Many species of mushrooms seemingly appear overnight, growing or expanding rapidly. This phenomenon is the source of several common expressions in the English language including “to mushroom” or “mushrooming” (expanding rapidly in size or scope) and “to pop up like a mushroom” (to appear unexpectedly and quickly). In reality all species of mushrooms take several days to form

The classic “toadstool” shape:




Though mushroom fruiting bodies are short-lived, the underlying network can itself be long-lived and massive. A colony of Armillaria solidipes (formerly known as Armillaria ostoyae) in Malheur National Forest in the United States is estimated to be 2,400 years old, possibly older, and spans an estimated 2,200 acres
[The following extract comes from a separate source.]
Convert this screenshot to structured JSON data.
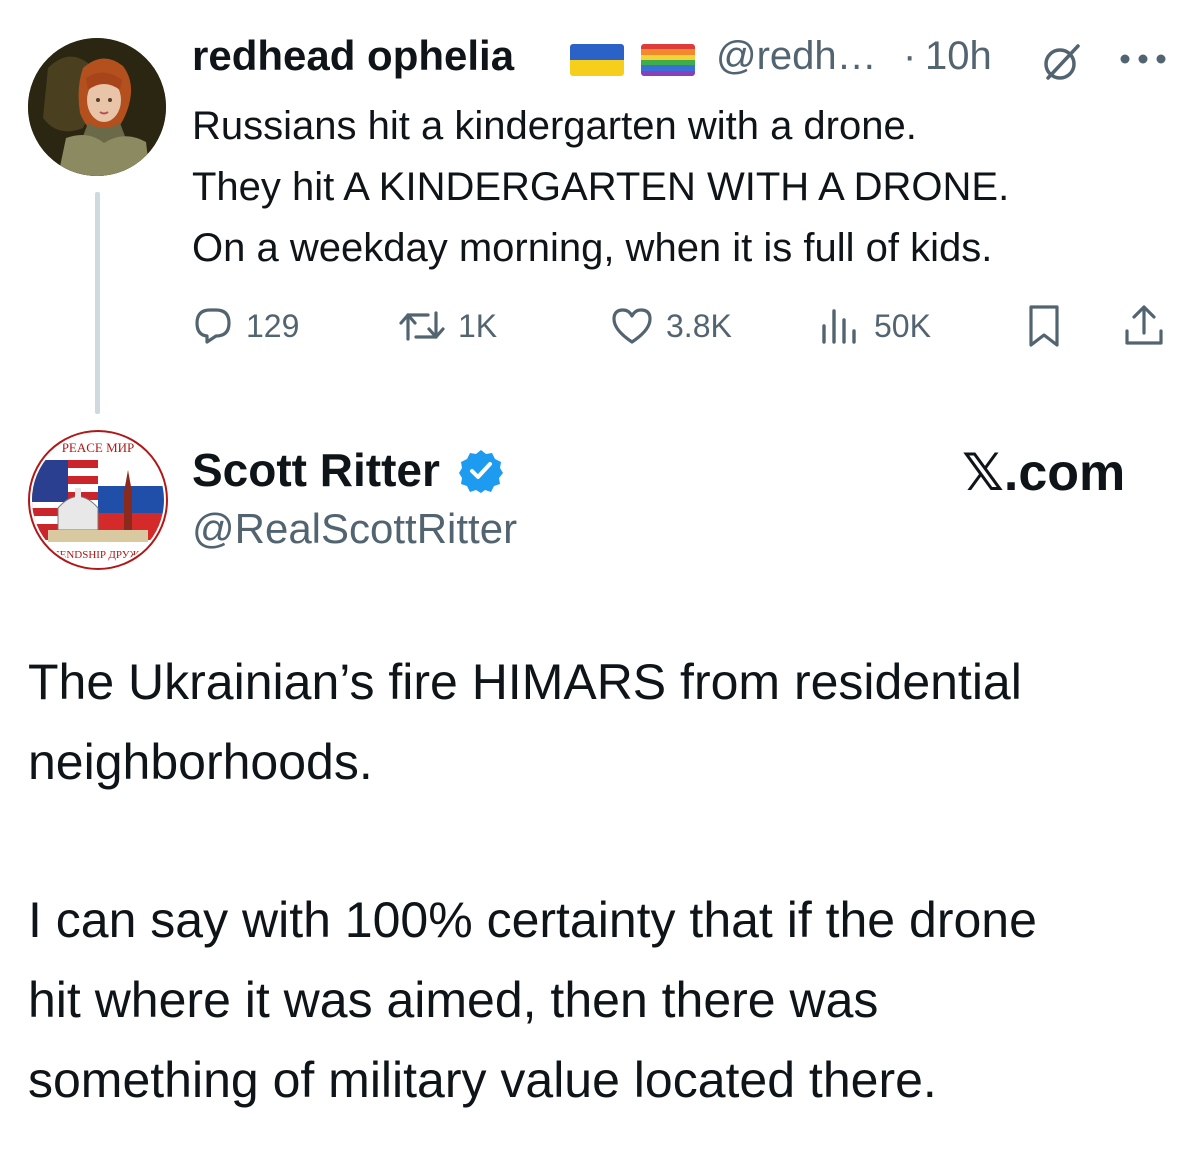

Bright orange:




Mushrooms are used extensively in cooking, in many cuisines (notably Chinese, Korean, European, and Japanese). Though neither meat nor vegetable, mushrooms are known as the “meat” of the vegetable world.[21]

Most mushrooms sold in supermarkets have been commercially grown on mushroom farms. The most popular of these, Agaricus bisporus, is considered safe for most people to eat because it is grown in controlled, sterilized environments. Several varieties of these are grown commercially, including whites, crimini, and portobello. Other cultivated species available at many grocers include Hericium erinaceus, shiitake, maitake (hen-of-the-woods),

Fan-shaped ones:




People who collect mushrooms for consumption are known as mycophagists, collecting them is known as mushroom hunting, or simply “mushrooming”.

Looking like a human brain!



This one was more than 6 inches in diameter:


You can see the human foot for reference:


More generally, and particularly with gilled mushrooms, separating edible from poisonous species requires meticulous attention to detail; there is no single trait by which all toxic mushrooms can be identified, nor one by which all edible mushrooms can be identified. Additionally, even edible mushrooms may produce allergic reactions in susceptible individuals, from a mild asthmatic response to severe anaphylactic shock.

Stunning lilac ones:


Mushrooms with psychoactive properties have long played a role in various native medicine traditions in cultures all around the world. They have been used as sacrament in rituals aimed at mental and physical healing, and to facilitate visionary states. One such ritual is the velada ceremony. A practitioner of traditional mushroom use is the shaman or curandera.Mushrooms can be used for dyeing wool and other natural fibers, too.


But of course, the best use of mushrooms, for me, is as food! Here’s one of the eateries around Hessarghatta, which specializes in mushroom (khumbh) dishses:

Hotel Oyster at Hessarghatta:


Here’s a mushroom dish at the eatery:


A most interesting and complex organism…that’s why I say that a mushroom is an example of a “fun guy”!



A delicate umbrella: